Stolen from Earth as a child, Peter Quill (Chris Pratt) takes on a life of tomb raiding adventure across the universe as the infamous (or un-famous) Star Lord. After looting a significant orb he finds himself trailed by two bounty hunters in the shape of a cybernetic racoon and a humanoid tree. An alien warlord, Ronan (Lee Pace) sends mysterious assassin Gamora (Zoe Saldana) to retrieve the artifact and the hulking maniac Drax the Destroyer (Dave Bautista) puts his attention to Gamora in order to avenge his family, murdered by Ronan. Before long it becomes evident that the treasure in question is dangerous enough to kill them all…if they don’t kill each other first.
Written and directed by James Gunn, who is well known for both the subversive Slither and the explicit Super, Guardians shows Marvel once again making bold choices in regards to who they employ to helm such major projects. Gunn is an established hand at off the cuff comedy but little in his career so far points to any signs of success when operating a CG-heavy space opera. Still, he succeeds by keeping scenes contained and focused. Although almost constantly filled with effects the screen often sticks to singular locations for hefty chunks of time, grounding the story and production. There is little in the way of balancing multiple plots because before long everyone is moving to the beat of the same drummer, all coming to the same central story.
Guardians‘ other success is that Gunn and co-writer Nicole Perlman know how to write a funny movie. The jokes come thick and fast with as many mild smiles as hard laughs. Just about every line sticks the landing which, for a movie with such a high a gag-to-minute ratio, is something of an achievement. Each of the titular guardians get their own moments to shine, especially Pratt who has the most experience with a comedy background. Although only working with voice and mo-cap Bradley Cooper strikes a perfect sarcastic note as Rocket Raccoon and Vin Diesel works wonders as the herbal monstrosity Groot, giving the vegetative behemoth a distinct limited range that he last showed in The Iron Giant. Bautista stands out as the real surprise: having taken a few small movie roles since he jumped from the WWE to Hollywood this is probably his largest role to date and he wryly portrays Drax with a stubbornly hilarious literalness. If it feels like anyone got the short end of the stick it’s Saldana who is mostly relegated to plot device. Still, as far as physical comedy goes, Gamora gets one good early scene and Saldana, as ever, cruises along on the strength of her own natural charm.
With such a large cast, budget and scope, Guardians is clearly the biggest movie that Gunn has been tasked with so far and he doesn’t hesitate to paint the money all over the screen. Guardians is a bright, beautiful movie awash with colours and detail inhabiting every inch of the screen.

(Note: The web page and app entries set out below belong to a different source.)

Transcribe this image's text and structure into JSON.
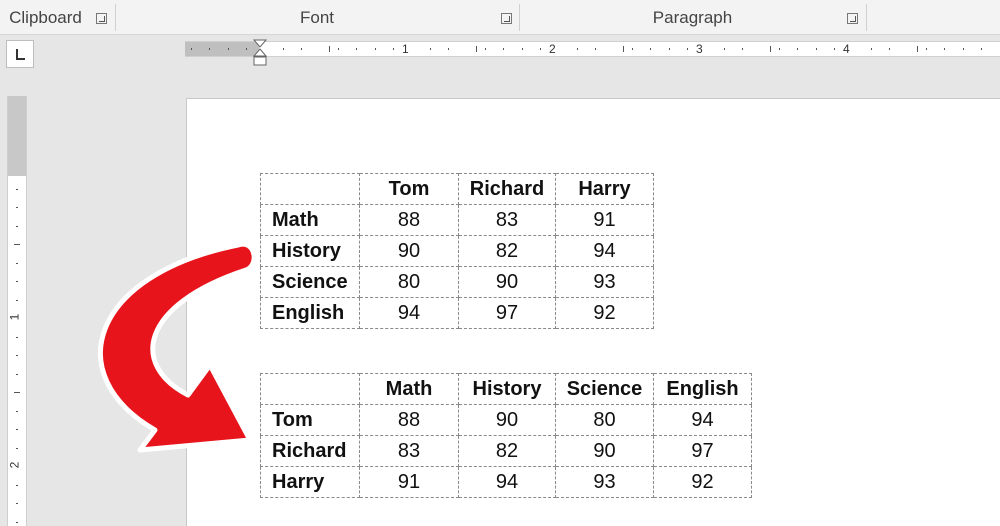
{
  "ribbon": {
    "groups": [
      {
        "label": "Clipboard"
      },
      {
        "label": "Font"
      },
      {
        "label": "Paragraph"
      }
    ]
  },
  "ruler": {
    "horizontal_numbers": [
      "1",
      "2",
      "3",
      "4"
    ],
    "vertical_numbers": [
      "1",
      "2"
    ]
  },
  "table1": {
    "headers": [
      "",
      "Tom",
      "Richard",
      "Harry"
    ],
    "rows": [
      {
        "label": "Math",
        "values": [
          "88",
          "83",
          "91"
        ]
      },
      {
        "label": "History",
        "values": [
          "90",
          "82",
          "94"
        ]
      },
      {
        "label": "Science",
        "values": [
          "80",
          "90",
          "93"
        ]
      },
      {
        "label": "English",
        "values": [
          "94",
          "97",
          "92"
        ]
      }
    ]
  },
  "table2": {
    "headers": [
      "",
      "Math",
      "History",
      "Science",
      "English"
    ],
    "rows": [
      {
        "label": "Tom",
        "values": [
          "88",
          "90",
          "80",
          "94"
        ]
      },
      {
        "label": "Richard",
        "values": [
          "83",
          "82",
          "90",
          "97"
        ]
      },
      {
        "label": "Harry",
        "values": [
          "91",
          "94",
          "93",
          "92"
        ]
      }
    ]
  },
  "colors": {
    "arrow": "#e8141b",
    "arrow_outline": "#ffffff"
  }
}
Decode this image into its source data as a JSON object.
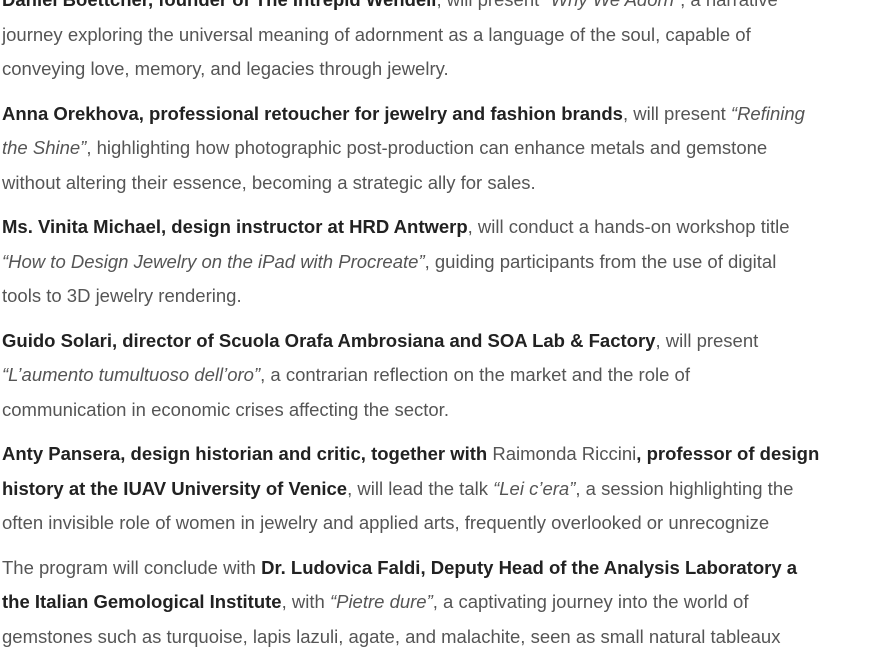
{
  "paragraphs": [
    {
      "lines": [
        [
          {
            "t": "Daniel Boettcher, founder of The Intrepid Wendell",
            "s": "b"
          },
          {
            "t": ", will present ",
            "s": "n"
          },
          {
            "t": "“Why We Adorn”",
            "s": "i"
          },
          {
            "t": ", a narrative",
            "s": "n"
          }
        ],
        [
          {
            "t": "journey exploring the universal meaning of adornment as a language of the soul, capable of",
            "s": "n"
          }
        ],
        [
          {
            "t": "conveying love, memory, and legacies through jewelry.",
            "s": "n"
          }
        ]
      ]
    },
    {
      "lines": [
        [
          {
            "t": "Anna Orekhova, professional retoucher for jewelry and fashion brands",
            "s": "b"
          },
          {
            "t": ", will present ",
            "s": "n"
          },
          {
            "t": "“Refining",
            "s": "i"
          }
        ],
        [
          {
            "t": "the Shine”",
            "s": "i"
          },
          {
            "t": ", highlighting how photographic post-production can enhance metals and gemstone",
            "s": "n"
          }
        ],
        [
          {
            "t": "without altering their essence, becoming a strategic ally for sales.",
            "s": "n"
          }
        ]
      ]
    },
    {
      "lines": [
        [
          {
            "t": "Ms. Vinita Michael, design instructor at HRD Antwerp",
            "s": "b"
          },
          {
            "t": ", will conduct a hands-on workshop title",
            "s": "n"
          }
        ],
        [
          {
            "t": "“How to Design Jewelry on the iPad with Procreate”",
            "s": "i"
          },
          {
            "t": ", guiding participants from the use of digital",
            "s": "n"
          }
        ],
        [
          {
            "t": "tools to 3D jewelry rendering.",
            "s": "n"
          }
        ]
      ]
    },
    {
      "lines": [
        [
          {
            "t": "Guido Solari, director of Scuola Orafa Ambrosiana and SOA Lab & Factory",
            "s": "b"
          },
          {
            "t": ", will present",
            "s": "n"
          }
        ],
        [
          {
            "t": "“L’aumento tumultuoso dell’oro”",
            "s": "i"
          },
          {
            "t": ", a contrarian reflection on the market and the role of",
            "s": "n"
          }
        ],
        [
          {
            "t": "communication in economic crises affecting the sector.",
            "s": "n"
          }
        ]
      ]
    },
    {
      "lines": [
        [
          {
            "t": "Anty Pansera, design historian and critic, together with",
            "s": "b"
          },
          {
            "t": " Raimonda Riccini",
            "s": "n"
          },
          {
            "t": ", professor of design",
            "s": "b"
          }
        ],
        [
          {
            "t": "history at the IUAV University of Venice",
            "s": "b"
          },
          {
            "t": ", will lead the talk ",
            "s": "n"
          },
          {
            "t": "“Lei c’era”",
            "s": "i"
          },
          {
            "t": ", a session highlighting the",
            "s": "n"
          }
        ],
        [
          {
            "t": "often invisible role of women in jewelry and applied arts, frequently overlooked or unrecognize",
            "s": "n"
          }
        ]
      ]
    },
    {
      "lines": [
        [
          {
            "t": "The program will conclude with ",
            "s": "n"
          },
          {
            "t": "Dr. Ludovica Faldi, Deputy Head of the Analysis Laboratory a",
            "s": "b"
          }
        ],
        [
          {
            "t": "the Italian Gemological Institute",
            "s": "b"
          },
          {
            "t": ", with ",
            "s": "n"
          },
          {
            "t": "“Pietre dure”",
            "s": "i"
          },
          {
            "t": ", a captivating journey into the world of",
            "s": "n"
          }
        ],
        [
          {
            "t": "gemstones such as turquoise, lapis lazuli, agate, and malachite, seen as small natural tableaux",
            "s": "n"
          }
        ]
      ]
    }
  ]
}
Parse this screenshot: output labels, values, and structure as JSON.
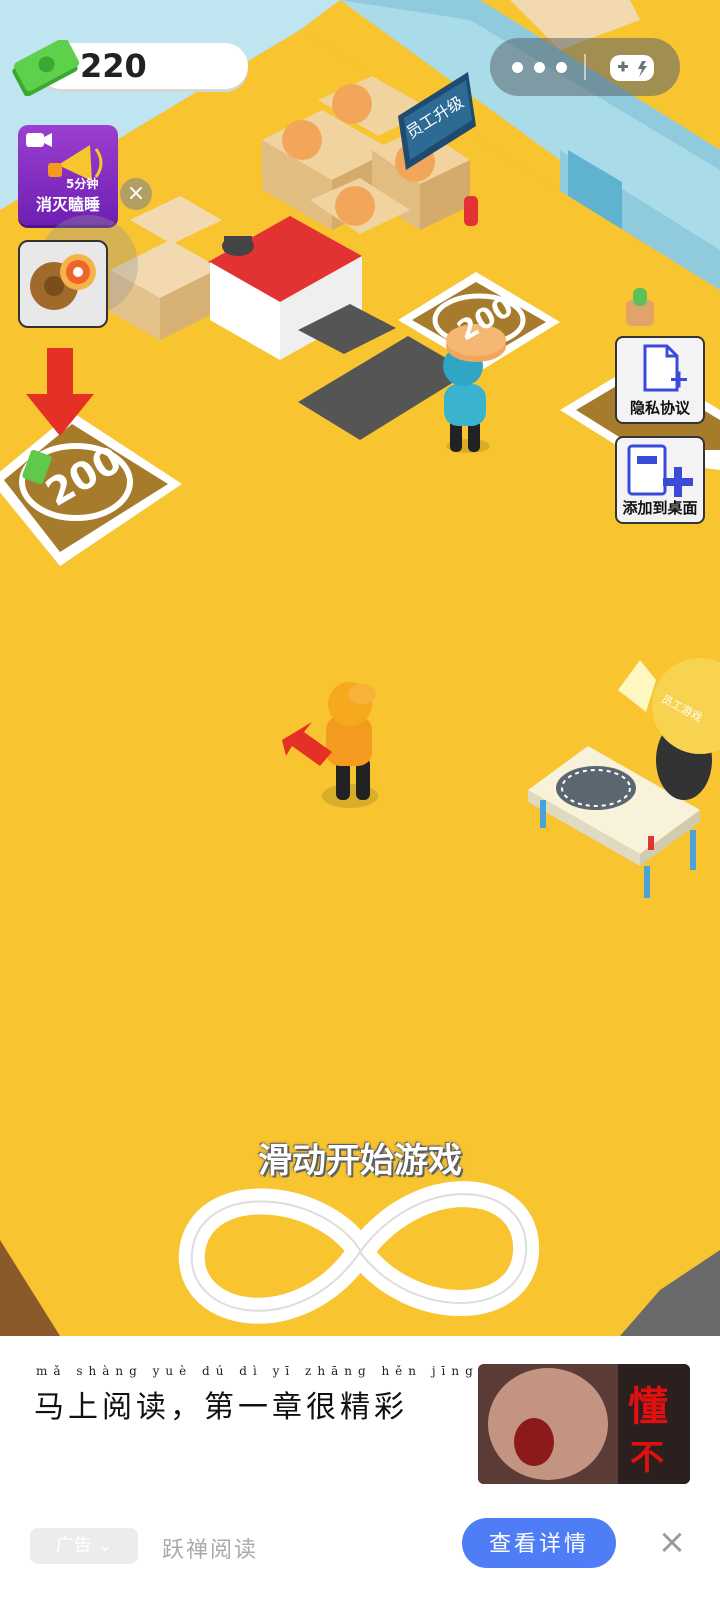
{
  "hud": {
    "money": "220",
    "ad_reward": {
      "timer": "5分钟",
      "label": "消灭瞌睡"
    },
    "capsule": {
      "more_icon": "more-dots-icon",
      "game_icon": "gamepad-icon"
    },
    "side_buttons": [
      {
        "label": "隐私协议"
      },
      {
        "label": "添加到桌面"
      }
    ]
  },
  "world": {
    "upgrade_sign": "员工升级",
    "left_pad_price": "200",
    "oven_pad_price": "200",
    "table_sign": "员工游戏"
  },
  "hint": {
    "start_text": "滑动开始游戏"
  },
  "ad": {
    "pinyin": "mǎ shàng yuè dú   dì yī zhāng hěn jīng cǎi",
    "headline": "马上阅读，第一章很精彩",
    "thumb_text_1": "懂",
    "thumb_text_2": "不",
    "tag": "广告",
    "source": "跃禅阅读",
    "cta": "查看详情",
    "close_icon": "close-icon"
  },
  "colors": {
    "floor": "#f8c42f",
    "wall": "#a9dbe9",
    "cta": "#4f7df5",
    "accent_red": "#e53125"
  }
}
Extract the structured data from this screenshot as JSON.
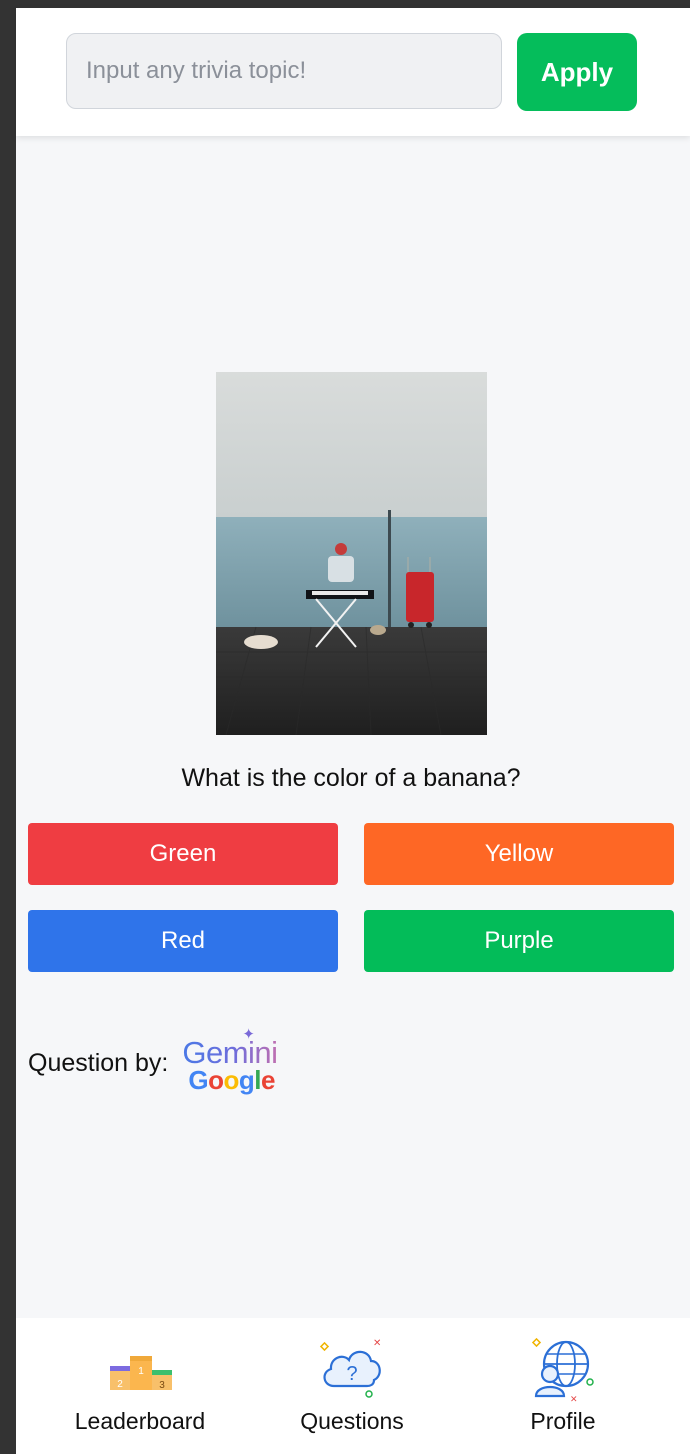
{
  "search": {
    "placeholder": "Input any trivia topic!",
    "value": "",
    "apply_label": "Apply"
  },
  "quiz": {
    "image_alt": "Street musician playing a keyboard beside a red shopping trolley",
    "question": "What is the color of a banana?",
    "answers": [
      {
        "label": "Green",
        "color": "#ef3d42"
      },
      {
        "label": "Yellow",
        "color": "#fe6725"
      },
      {
        "label": "Red",
        "color": "#2f74ea"
      },
      {
        "label": "Purple",
        "color": "#03bc59"
      }
    ]
  },
  "credit": {
    "label": "Question by:",
    "logo_top": "Gemini",
    "logo_bottom": "Google"
  },
  "nav": {
    "items": [
      {
        "label": "Leaderboard",
        "icon": "podium-icon"
      },
      {
        "label": "Questions",
        "icon": "question-cloud-icon"
      },
      {
        "label": "Profile",
        "icon": "globe-person-icon"
      }
    ]
  },
  "colors": {
    "apply": "#05bd5b",
    "background": "#f6f7f9"
  }
}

When events turn to action the results are generally adequate; when playing to Gunn’s comedic strengths the urgency delivers in spades but when expected to portray gravitas or grit the action isn’t likely to blow anyone’s mind failing to handle gravitas or grit with the same tautness as its comedic strokes.
Although distinctive, Guardians of the Galaxy isn’t going to draw anyone new to the Marvel Cinematic Universe in the way that Iron Man, The Avengers or the recent Captain America: Winter Soldier might have. This is a film that although almost entirely separate from it’s predecessors it’s still absolutely a Marvel movie. with a tone that previous efforts have presented before. For those already along for the ride, though, there are no better protectors than these galactic guardians.
Visually lush, with a great cast and some staggeringly good jokes, Guardians of the Galaxy is a great addition to the franchises already aboard the good ship Marvel.